Return, from the data below, each line that contains the word "shape".

[EXERCISE INPUTS — start]

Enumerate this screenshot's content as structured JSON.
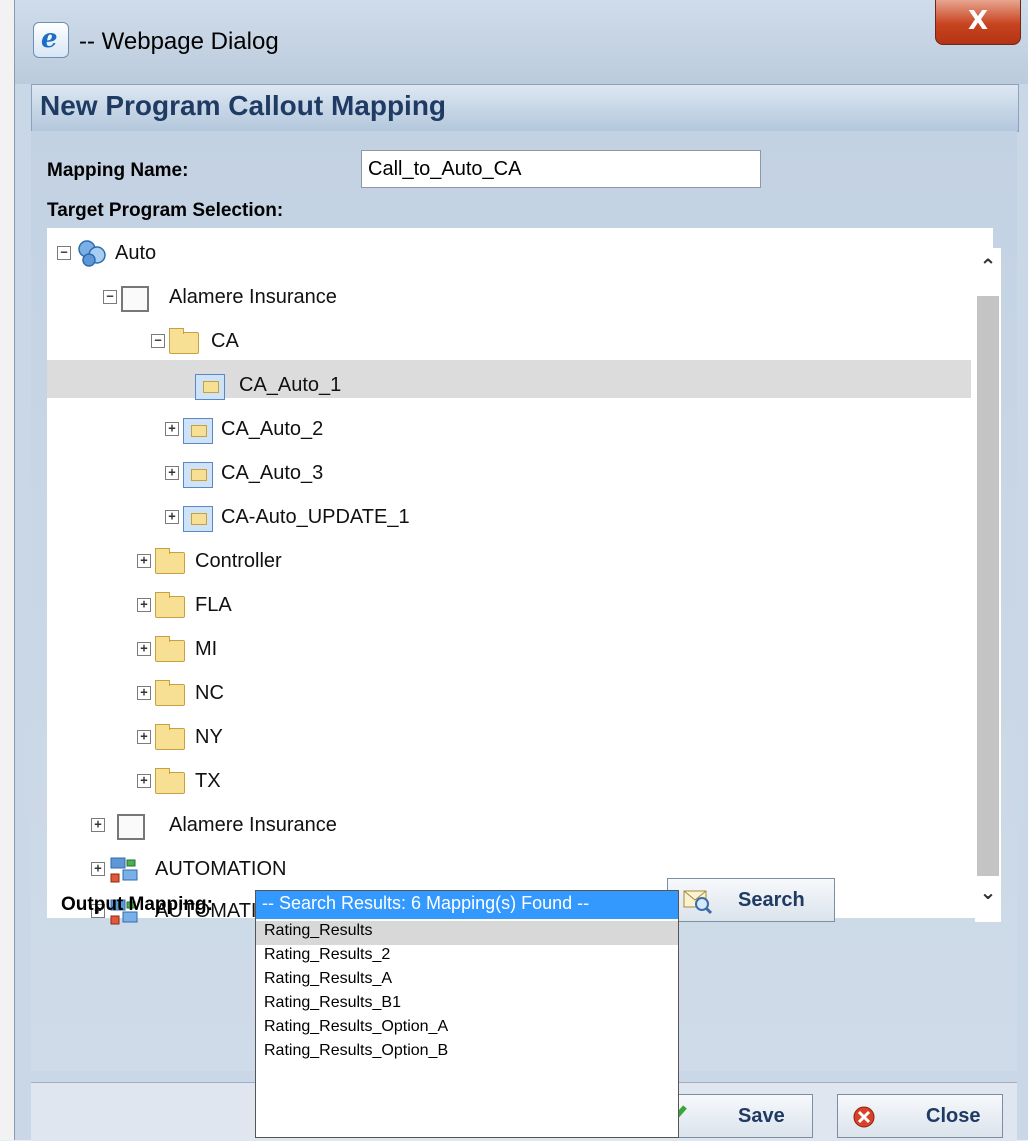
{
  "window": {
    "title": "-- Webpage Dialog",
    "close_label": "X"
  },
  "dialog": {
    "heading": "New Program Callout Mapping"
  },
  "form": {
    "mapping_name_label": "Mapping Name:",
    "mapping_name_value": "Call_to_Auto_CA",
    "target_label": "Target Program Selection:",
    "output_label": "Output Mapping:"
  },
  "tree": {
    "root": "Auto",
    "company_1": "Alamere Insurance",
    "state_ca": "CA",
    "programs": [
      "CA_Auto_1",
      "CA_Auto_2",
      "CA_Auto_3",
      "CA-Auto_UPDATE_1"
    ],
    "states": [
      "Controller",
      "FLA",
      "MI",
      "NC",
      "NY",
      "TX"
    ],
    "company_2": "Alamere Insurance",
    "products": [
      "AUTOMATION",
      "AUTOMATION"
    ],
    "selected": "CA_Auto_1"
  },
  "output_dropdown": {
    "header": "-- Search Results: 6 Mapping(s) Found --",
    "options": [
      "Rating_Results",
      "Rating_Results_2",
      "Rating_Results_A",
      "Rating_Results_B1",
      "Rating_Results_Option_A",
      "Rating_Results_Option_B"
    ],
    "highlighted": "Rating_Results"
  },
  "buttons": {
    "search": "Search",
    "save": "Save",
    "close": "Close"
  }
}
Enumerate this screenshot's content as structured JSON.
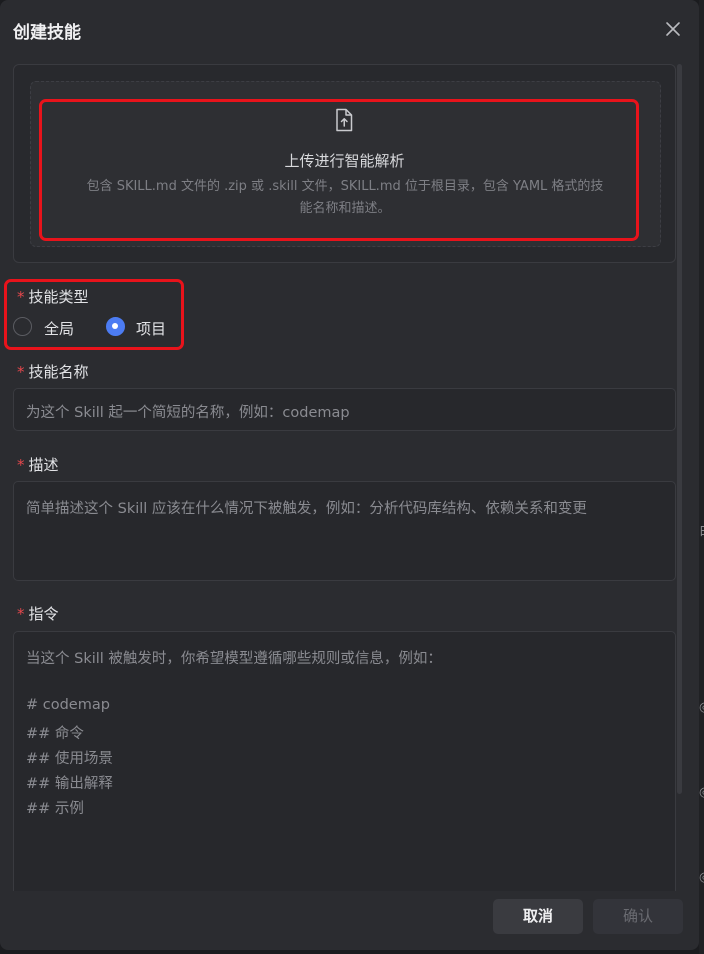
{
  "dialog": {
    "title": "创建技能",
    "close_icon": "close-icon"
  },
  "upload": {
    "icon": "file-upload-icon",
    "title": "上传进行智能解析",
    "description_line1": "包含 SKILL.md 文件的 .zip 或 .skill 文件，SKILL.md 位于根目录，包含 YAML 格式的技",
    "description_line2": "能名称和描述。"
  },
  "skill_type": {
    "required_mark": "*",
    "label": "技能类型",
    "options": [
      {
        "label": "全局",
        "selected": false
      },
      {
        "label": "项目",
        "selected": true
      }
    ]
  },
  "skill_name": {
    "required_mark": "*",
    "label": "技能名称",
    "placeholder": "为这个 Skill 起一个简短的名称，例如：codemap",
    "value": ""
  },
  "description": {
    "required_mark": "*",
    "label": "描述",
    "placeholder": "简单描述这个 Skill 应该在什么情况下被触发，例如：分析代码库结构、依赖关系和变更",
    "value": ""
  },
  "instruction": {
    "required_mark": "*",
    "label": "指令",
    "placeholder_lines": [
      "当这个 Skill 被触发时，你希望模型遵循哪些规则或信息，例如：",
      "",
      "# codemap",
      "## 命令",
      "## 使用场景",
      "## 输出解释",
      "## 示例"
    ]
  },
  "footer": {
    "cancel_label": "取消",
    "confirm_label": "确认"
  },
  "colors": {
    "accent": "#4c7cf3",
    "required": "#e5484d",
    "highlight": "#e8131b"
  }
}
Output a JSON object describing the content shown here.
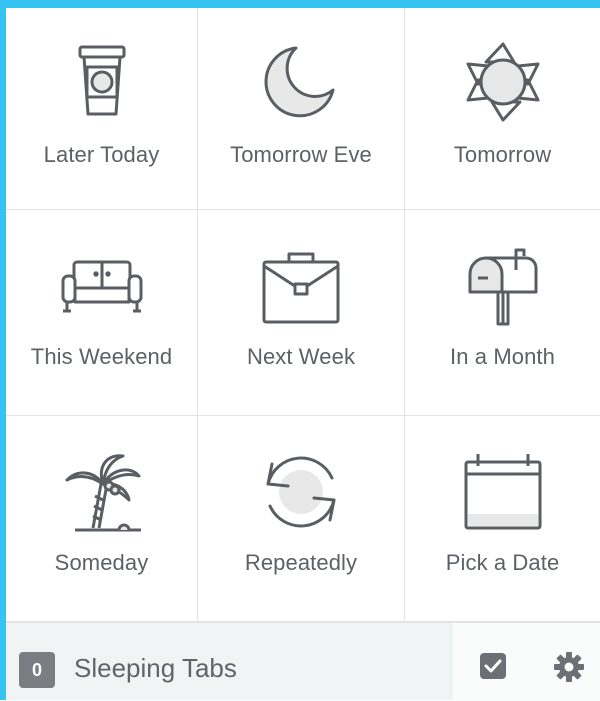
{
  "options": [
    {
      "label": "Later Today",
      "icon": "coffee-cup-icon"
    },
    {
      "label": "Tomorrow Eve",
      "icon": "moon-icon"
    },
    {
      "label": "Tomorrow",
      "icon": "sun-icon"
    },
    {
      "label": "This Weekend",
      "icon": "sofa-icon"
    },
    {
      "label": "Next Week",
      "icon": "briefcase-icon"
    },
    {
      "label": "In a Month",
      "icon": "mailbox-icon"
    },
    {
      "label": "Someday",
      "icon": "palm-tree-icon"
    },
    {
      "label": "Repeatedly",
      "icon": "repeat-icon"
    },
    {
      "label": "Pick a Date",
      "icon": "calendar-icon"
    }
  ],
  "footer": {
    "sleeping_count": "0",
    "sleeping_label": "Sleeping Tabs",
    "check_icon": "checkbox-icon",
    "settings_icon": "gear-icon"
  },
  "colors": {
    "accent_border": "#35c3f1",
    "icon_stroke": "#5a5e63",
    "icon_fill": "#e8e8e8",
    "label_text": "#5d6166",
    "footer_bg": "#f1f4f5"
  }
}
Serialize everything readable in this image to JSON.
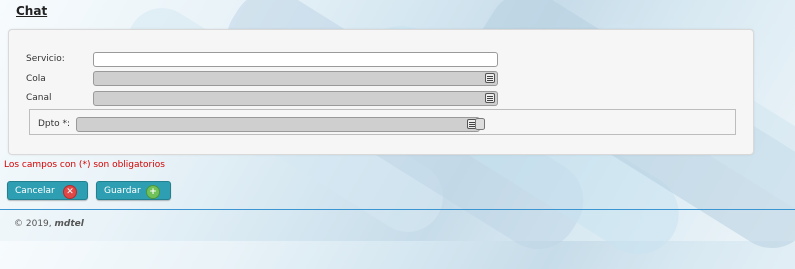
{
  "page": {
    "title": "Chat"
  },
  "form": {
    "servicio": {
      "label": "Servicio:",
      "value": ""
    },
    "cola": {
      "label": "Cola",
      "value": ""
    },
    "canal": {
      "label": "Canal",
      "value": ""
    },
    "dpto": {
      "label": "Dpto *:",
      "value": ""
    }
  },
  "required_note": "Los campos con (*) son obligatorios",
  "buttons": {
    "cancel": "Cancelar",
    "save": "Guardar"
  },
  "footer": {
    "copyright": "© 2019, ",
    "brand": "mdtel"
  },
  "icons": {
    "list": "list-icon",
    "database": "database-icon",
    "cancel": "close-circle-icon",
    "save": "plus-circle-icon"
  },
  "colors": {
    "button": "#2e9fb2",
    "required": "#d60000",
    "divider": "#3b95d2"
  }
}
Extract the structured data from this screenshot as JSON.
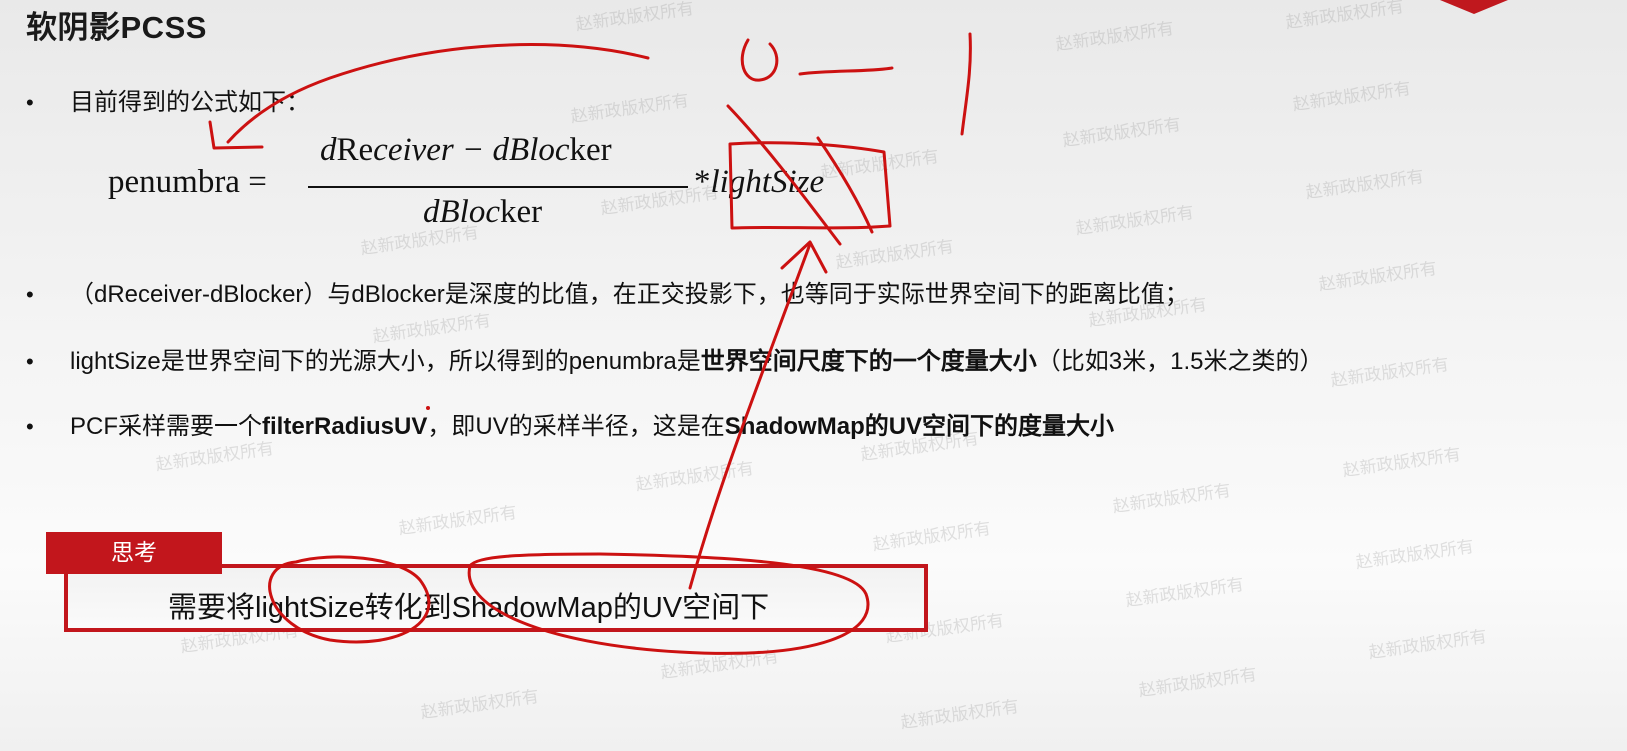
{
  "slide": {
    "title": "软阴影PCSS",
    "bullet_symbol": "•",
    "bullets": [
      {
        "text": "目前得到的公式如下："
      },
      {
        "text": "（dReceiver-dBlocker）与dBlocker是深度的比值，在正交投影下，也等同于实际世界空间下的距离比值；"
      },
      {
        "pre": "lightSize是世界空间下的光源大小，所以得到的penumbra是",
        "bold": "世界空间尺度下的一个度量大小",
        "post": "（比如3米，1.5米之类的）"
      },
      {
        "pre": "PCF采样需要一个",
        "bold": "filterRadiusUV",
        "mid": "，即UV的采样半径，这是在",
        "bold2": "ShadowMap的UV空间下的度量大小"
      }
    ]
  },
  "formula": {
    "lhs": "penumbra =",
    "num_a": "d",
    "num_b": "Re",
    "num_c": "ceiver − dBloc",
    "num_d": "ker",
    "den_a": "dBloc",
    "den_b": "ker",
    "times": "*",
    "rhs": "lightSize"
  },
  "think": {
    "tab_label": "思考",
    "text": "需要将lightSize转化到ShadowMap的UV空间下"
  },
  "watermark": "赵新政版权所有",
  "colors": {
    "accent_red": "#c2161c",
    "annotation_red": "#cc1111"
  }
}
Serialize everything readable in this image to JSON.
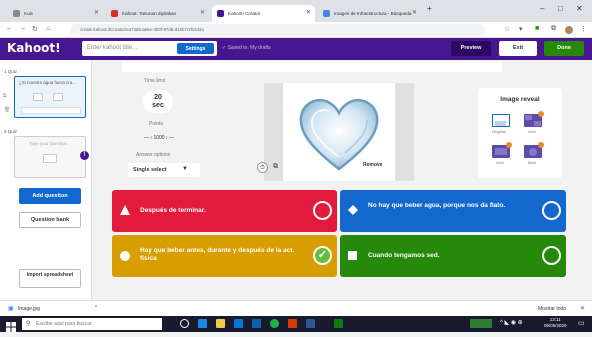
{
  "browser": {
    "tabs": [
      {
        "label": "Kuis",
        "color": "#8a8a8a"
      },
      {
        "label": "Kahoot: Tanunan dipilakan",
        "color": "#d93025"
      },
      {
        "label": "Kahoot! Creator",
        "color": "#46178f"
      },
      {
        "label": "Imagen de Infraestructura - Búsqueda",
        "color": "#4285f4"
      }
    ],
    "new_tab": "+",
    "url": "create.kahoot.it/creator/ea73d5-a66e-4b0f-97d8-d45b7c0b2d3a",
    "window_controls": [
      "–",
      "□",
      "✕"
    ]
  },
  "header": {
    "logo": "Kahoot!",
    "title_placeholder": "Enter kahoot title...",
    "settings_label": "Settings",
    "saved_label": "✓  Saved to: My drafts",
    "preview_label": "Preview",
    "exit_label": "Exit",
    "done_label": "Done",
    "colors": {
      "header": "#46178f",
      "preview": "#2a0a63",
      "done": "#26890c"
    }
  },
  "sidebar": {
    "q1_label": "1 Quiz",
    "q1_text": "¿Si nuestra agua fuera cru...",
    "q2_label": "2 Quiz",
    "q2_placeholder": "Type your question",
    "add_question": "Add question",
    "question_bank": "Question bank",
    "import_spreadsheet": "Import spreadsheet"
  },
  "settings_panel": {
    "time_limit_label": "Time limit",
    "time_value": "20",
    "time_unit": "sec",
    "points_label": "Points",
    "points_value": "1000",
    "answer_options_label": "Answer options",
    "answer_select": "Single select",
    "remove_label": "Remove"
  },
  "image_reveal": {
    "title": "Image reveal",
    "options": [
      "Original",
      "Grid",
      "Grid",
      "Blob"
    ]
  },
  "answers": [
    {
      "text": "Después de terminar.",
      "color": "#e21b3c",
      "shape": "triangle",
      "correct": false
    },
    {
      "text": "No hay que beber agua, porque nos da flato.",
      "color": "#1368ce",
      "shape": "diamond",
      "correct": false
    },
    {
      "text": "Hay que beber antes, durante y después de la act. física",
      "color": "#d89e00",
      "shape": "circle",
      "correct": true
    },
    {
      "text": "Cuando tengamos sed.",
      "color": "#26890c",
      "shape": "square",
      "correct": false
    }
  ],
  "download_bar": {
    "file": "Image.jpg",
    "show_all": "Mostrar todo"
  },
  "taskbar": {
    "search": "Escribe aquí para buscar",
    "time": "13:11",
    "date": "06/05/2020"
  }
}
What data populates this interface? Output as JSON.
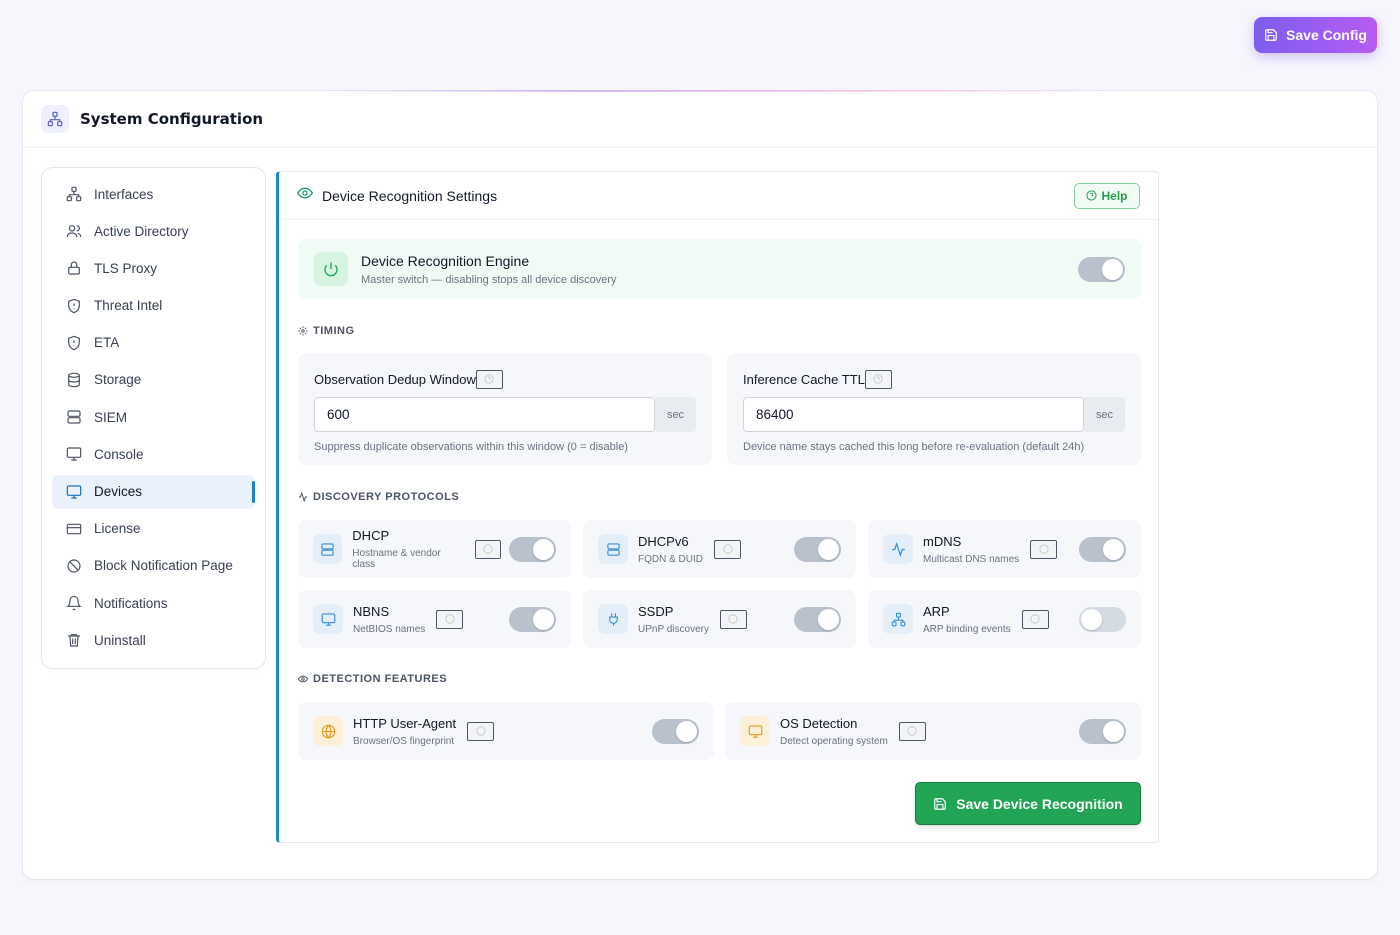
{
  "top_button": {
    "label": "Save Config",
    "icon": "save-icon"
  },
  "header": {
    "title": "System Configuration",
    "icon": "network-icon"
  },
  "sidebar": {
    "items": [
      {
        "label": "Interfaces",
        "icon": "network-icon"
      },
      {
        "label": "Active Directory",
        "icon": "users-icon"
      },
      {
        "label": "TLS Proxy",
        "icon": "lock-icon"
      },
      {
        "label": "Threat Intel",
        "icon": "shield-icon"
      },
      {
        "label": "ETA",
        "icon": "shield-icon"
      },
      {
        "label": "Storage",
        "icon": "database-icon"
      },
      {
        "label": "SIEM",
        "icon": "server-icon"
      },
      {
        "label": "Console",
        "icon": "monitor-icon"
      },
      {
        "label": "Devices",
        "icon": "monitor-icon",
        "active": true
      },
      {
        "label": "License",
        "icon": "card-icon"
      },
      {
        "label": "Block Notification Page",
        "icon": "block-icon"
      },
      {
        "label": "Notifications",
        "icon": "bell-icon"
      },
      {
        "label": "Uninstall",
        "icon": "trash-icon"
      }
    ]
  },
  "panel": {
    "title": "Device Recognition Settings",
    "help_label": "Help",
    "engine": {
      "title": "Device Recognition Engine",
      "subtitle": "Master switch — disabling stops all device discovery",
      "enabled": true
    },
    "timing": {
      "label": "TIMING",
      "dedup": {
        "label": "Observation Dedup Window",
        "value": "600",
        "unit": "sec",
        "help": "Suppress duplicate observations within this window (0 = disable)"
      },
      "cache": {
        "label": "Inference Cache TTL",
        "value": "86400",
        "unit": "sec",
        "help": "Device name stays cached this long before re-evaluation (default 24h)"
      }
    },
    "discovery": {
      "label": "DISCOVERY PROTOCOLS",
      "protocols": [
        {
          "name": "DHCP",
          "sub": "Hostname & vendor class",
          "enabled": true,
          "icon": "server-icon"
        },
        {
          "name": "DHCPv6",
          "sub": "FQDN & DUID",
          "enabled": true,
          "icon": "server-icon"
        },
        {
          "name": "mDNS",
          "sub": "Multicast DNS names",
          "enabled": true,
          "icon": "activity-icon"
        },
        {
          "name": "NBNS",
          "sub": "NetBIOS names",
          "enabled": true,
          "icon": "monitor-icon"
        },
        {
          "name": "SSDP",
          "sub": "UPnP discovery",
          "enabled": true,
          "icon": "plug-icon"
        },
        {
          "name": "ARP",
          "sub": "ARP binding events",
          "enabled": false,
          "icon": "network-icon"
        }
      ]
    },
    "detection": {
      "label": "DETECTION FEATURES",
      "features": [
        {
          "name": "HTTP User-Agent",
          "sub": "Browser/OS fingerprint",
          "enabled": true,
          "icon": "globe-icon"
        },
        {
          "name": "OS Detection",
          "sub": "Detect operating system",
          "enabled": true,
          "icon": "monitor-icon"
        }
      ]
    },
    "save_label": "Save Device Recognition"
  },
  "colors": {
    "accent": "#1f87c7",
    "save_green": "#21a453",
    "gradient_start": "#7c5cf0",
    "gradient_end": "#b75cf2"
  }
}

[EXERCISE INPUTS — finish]

**ANSWER SPACE**
      "shape": "triangle",
      "shape": "diamond",
      "shape": "circle",
      "shape": "square",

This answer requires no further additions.